Print the records below exactly, leaving out nothing.

(Excerpted records Opens)

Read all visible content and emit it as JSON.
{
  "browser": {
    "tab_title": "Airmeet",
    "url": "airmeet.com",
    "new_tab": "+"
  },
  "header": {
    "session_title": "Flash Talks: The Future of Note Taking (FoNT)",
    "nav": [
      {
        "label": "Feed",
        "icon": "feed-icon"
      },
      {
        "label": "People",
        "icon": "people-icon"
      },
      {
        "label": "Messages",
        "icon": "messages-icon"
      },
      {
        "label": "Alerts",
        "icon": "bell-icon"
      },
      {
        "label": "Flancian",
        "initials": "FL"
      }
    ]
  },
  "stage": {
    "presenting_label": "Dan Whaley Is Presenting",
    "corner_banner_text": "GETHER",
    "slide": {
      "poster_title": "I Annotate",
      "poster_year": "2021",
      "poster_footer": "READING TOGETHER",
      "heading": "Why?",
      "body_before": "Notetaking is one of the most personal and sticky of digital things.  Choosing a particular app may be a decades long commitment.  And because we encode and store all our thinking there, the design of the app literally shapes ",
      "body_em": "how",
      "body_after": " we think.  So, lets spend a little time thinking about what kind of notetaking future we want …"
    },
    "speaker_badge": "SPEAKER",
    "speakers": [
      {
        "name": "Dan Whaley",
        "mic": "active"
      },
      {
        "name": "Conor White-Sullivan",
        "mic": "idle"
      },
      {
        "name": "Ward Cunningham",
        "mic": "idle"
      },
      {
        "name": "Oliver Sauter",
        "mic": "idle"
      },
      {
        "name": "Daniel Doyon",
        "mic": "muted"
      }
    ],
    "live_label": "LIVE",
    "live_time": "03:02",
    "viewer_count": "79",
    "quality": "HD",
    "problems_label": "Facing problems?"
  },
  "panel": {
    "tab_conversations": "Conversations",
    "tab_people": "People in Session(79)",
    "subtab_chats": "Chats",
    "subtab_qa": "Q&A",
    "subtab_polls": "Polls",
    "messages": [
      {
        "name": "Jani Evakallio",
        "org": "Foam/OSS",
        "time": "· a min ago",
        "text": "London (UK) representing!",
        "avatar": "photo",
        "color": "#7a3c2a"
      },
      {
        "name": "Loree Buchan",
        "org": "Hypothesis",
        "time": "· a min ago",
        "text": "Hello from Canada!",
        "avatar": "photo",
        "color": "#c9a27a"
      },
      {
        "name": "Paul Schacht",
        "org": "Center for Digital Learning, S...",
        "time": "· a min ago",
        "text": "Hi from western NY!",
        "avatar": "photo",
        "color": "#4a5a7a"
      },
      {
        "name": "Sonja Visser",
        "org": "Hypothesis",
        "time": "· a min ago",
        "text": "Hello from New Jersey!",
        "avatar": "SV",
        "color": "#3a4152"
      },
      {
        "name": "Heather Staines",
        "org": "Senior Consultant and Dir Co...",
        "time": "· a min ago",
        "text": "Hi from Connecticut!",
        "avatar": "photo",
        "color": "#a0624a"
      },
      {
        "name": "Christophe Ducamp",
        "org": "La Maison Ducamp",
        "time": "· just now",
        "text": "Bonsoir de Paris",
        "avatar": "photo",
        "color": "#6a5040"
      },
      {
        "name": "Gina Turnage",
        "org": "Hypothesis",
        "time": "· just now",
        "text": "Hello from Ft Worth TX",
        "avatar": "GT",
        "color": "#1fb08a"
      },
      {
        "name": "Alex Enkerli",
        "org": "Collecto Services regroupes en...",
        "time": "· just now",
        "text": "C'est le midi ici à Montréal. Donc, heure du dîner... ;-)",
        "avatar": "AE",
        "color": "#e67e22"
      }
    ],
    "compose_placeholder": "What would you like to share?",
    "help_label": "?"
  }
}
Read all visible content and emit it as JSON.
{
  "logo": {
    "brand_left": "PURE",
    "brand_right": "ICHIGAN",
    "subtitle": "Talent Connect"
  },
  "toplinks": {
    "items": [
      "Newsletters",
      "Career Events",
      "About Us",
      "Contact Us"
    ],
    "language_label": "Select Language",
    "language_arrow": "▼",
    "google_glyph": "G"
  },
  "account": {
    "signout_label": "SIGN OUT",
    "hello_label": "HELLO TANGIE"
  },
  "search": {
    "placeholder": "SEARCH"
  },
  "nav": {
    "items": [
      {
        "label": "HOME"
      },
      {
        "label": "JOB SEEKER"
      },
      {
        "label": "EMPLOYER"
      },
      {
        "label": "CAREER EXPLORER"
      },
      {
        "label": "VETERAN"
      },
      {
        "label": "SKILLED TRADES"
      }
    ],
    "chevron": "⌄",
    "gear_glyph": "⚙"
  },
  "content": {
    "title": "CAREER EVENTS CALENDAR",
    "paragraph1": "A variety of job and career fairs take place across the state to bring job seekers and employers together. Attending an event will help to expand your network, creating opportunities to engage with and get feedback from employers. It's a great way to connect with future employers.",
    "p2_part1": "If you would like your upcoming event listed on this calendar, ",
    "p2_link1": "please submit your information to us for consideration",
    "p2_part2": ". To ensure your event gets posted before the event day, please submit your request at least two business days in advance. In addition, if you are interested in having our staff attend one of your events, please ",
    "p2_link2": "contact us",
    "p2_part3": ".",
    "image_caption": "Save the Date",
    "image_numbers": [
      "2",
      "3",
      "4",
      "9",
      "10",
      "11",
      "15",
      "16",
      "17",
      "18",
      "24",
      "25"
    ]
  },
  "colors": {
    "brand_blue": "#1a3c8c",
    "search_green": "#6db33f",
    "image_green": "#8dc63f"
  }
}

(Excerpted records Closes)

Result of the exercise:
Read all visible content and emit it as JSON.
{
  "browser": {
    "tab_title": "Airmeet",
    "url": "airmeet.com",
    "new_tab": "+"
  },
  "header": {
    "session_title": "Flash Talks: The Future of Note Taking (FoNT)",
    "nav": [
      {
        "label": "Feed",
        "icon": "feed-icon"
      },
      {
        "label": "People",
        "icon": "people-icon"
      },
      {
        "label": "Messages",
        "icon": "messages-icon"
      },
      {
        "label": "Alerts",
        "icon": "bell-icon"
      },
      {
        "label": "Flancian",
        "initials": "FL"
      }
    ]
  },
  "stage": {
    "presenting_label": "Dan Whaley Is Presenting",
    "corner_banner_text": "GETHER",
    "slide": {
      "poster_title": "I Annotate",
      "poster_year": "2021",
      "poster_footer": "READING TOGETHER",
      "heading": "Why?",
      "body_before": "Notetaking is one of the most personal and sticky of digital things.  Choosing a particular app may be a decades long commitment.  And because we encode and store all our thinking there, the design of the app literally shapes ",
      "body_em": "how",
      "body_after": " we think.  So, lets spend a little time thinking about what kind of notetaking future we want …"
    },
    "speaker_badge": "SPEAKER",
    "speakers": [
      {
        "name": "Dan Whaley",
        "mic": "active"
      },
      {
        "name": "Conor White-Sullivan",
        "mic": "idle"
      },
      {
        "name": "Ward Cunningham",
        "mic": "idle"
      },
      {
        "name": "Oliver Sauter",
        "mic": "idle"
      },
      {
        "name": "Daniel Doyon",
        "mic": "muted"
      }
    ],
    "live_label": "LIVE",
    "live_time": "03:02",
    "viewer_count": "79",
    "quality": "HD",
    "problems_label": "Facing problems?"
  },
  "panel": {
    "tab_conversations": "Conversations",
    "tab_people": "People in Session(79)",
    "subtab_chats": "Chats",
    "subtab_qa": "Q&A",
    "subtab_polls": "Polls",
    "messages": [
      {
        "name": "Jani Evakallio",
        "org": "Foam/OSS",
        "time": "· a min ago",
        "text": "London (UK) representing!",
        "avatar": "photo",
        "color": "#7a3c2a"
      },
      {
        "name": "Loree Buchan",
        "org": "Hypothesis",
        "time": "· a min ago",
        "text": "Hello from Canada!",
        "avatar": "photo",
        "color": "#c9a27a"
      },
      {
        "name": "Paul Schacht",
        "org": "Center for Digital Learning, S...",
        "time": "· a min ago",
        "text": "Hi from western NY!",
        "avatar": "photo",
        "color": "#4a5a7a"
      },
      {
        "name": "Sonja Visser",
        "org": "Hypothesis",
        "time": "· a min ago",
        "text": "Hello from New Jersey!",
        "avatar": "SV",
        "color": "#3a4152"
      },
      {
        "name": "Heather Staines",
        "org": "Senior Consultant and Dir Co...",
        "time": "· a min ago",
        "text": "Hi from Connecticut!",
        "avatar": "photo",
        "color": "#a0624a"
      },
      {
        "name": "Christophe Ducamp",
        "org": "La Maison Ducamp",
        "time": "· just now",
        "text": "Bonsoir de Paris",
        "avatar": "photo",
        "color": "#6a5040"
      },
      {
        "name": "Gina Turnage",
        "org": "Hypothesis",
        "time": "· just now",
        "text": "Hello from Ft Worth TX",
        "avatar": "GT",
        "color": "#1fb08a"
      },
      {
        "name": "Alex Enkerli",
        "org": "Collecto Services regroupes en...",
        "time": "· just now",
        "text": "C'est le midi ici à Montréal. Donc, heure du dîner... ;-)",
        "avatar": "AE",
        "color": "#e67e22"
      }
    ],
    "compose_placeholder": "What would you like to share?",
    "help_label": "?"
  }
}
Read all visible content and emit it as JSON.
{
  "logo": {
    "brand_left": "PURE",
    "brand_right": "ICHIGAN",
    "subtitle": "Talent Connect"
  },
  "toplinks": {
    "items": [
      "Newsletters",
      "Career Events",
      "About Us",
      "Contact Us"
    ],
    "language_label": "Select Language",
    "language_arrow": "▼",
    "google_glyph": "G"
  },
  "account": {
    "signout_label": "SIGN OUT",
    "hello_label": "HELLO TANGIE"
  },
  "search": {
    "placeholder": "SEARCH"
  },
  "nav": {
    "items": [
      {
        "label": "HOME"
      },
      {
        "label": "JOB SEEKER"
      },
      {
        "label": "EMPLOYER"
      },
      {
        "label": "CAREER EXPLORER"
      },
      {
        "label": "VETERAN"
      },
      {
        "label": "SKILLED TRADES"
      }
    ],
    "chevron": "⌄",
    "gear_glyph": "⚙"
  },
  "content": {
    "title": "CAREER EVENTS CALENDAR",
    "paragraph1": "A variety of job and career fairs take place across the state to bring job seekers and employers together. Attending an event will help to expand your network, creating opportunities to engage with and get feedback from employers. It's a great way to connect with future employers.",
    "p2_part1": "If you would like your upcoming event listed on this calendar, ",
    "p2_link1": "please submit your information to us for consideration",
    "p2_part2": ". To ensure your event gets posted before the event day, please submit your request at least two business days in advance. In addition, if you are interested in having our staff attend one of your events, please ",
    "p2_link2": "contact us",
    "p2_part3": ".",
    "image_caption": "Save the Date",
    "image_numbers": [
      "2",
      "3",
      "4",
      "9",
      "10",
      "11",
      "15",
      "16",
      "17",
      "18",
      "24",
      "25"
    ]
  },
  "colors": {
    "brand_blue": "#1a3c8c",
    "search_green": "#6db33f",
    "image_green": "#8dc63f"
  }
}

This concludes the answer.